You guys told the Tampa Bay Times that you use different guitars and vintage and boutique amps to get that ’70s power-pop sound. What are some of your favorite pieces of vintage equipment that you bring with you on the road?
BB: My Silvertone amps are very cool. I’m not too much of a gearhead; it’s really not about the gear, it’s what’s being played through the gear. Jon has a beautiful ‘59 P bass —
BB: I’m sorry, ’57 P bass. We did a line of bass research, and this is, like, the holy grail of basses. We happened to be lucky enough to stumble upon an affordable one at Guitar Center in Hollywood.
JL: And only because somebody had refinished the paint job was it even affordable and not a museum piece. You play music long enough, you know when you pick up an instrument that speaks to you. It doesn’t have to be expensive or valuable, but this one just happens to be valuable.
And I’m definitely not a gearhead myself. My most important piece of equipment I brought out here is probably my toothbrush. But making things sound good is important.
Can you tell me about what the best and worst things technology and the Internet have done to music?
JL: I kind of grew up in the era of Napster, and for me, that whole sharing music and stuff — I bought more music in those years than I’ve ever bought before or since. I’ve always been an advocate of music sharing, as long as people understand if you like a band, go out and support them by buying their music.
Maybe that’s a musician thing, but I’ve never had a problem with people sharing music, and I know that’s not a popular opinion. But to me, the social media thing…lets bands interact with their fans in a very close way. Anyone that’s on our Facebook, our Instagram or whatever, they can write a question and they can get an answer back.
BB: I just want to say about the negative side of it — it’s a very strange time we live in where fans almost expect feedback from the people they’re idolizing — I’m not saying us or anything, just a general statement. The type of people that would actually take the time to put these opinions out onto the Internet aren’t always the balanced people.
JL: There’s so much bile that gets thrown out because people can hide behind a keyboard, and it’s not like when you sit and look someone in the face. And that is a downside to the Internet, but overall, for the normal, everyday people who just like music, it’s pretty awesome. If some guy wants to know what kind of bass strings I use he can ask, or find out what kind of guitar strings Brian uses, or stuff like that.
Do you guys have any weird Florida stories from performances in the past?
BB: I have one! There was a little bug in the vegetable plate that I still talk about. It was this little green worm that was writhing up and down a carrot stick.
JL: He can’t let it go. It still haunts him to this day.
When and where did the worm incident happen? Do you remember?
BB: I can’t remember, to tell the truth. This was a long time ago; I’m sure Florida hygiene has changed a lot since the 1990s.

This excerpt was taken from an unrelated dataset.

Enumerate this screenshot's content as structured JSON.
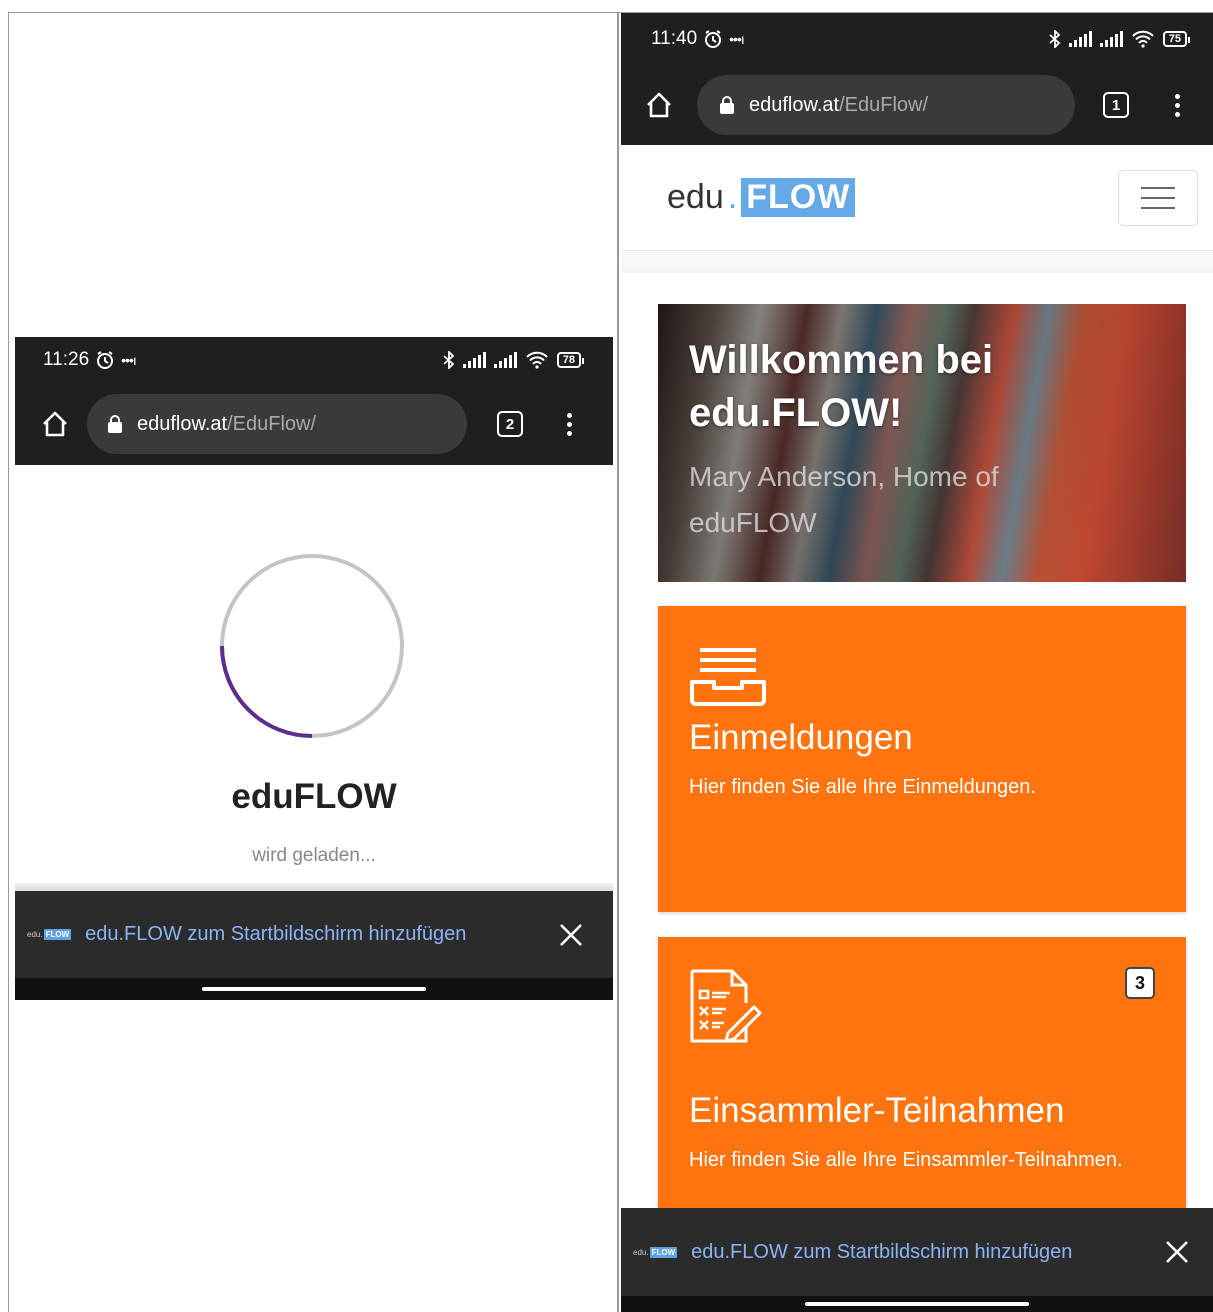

JL: We don’t want to put down any Gainesville food establishments. It may or may not have been Gainesville.
But we’re looking forward to coming to Gainesville and playing these shows. Everything seems like it’s been clicking recently for us. It feels like we’re in the right place at the right time doing the right thing. We’re promoting a single we’re really proud about.
BB: When your timing is right and you truly believe in what you’re doing, things just sort of work out for themselves. The universe is opening up for us.
The Relationship will appear at High Dive Thursday night with openers Gringo Star and Former Planets. Doors open at 8 p.m. Tickets can be purchased here for $10 in advance or $13 at the door, with VIP meet-and-greet packages on sale for $50.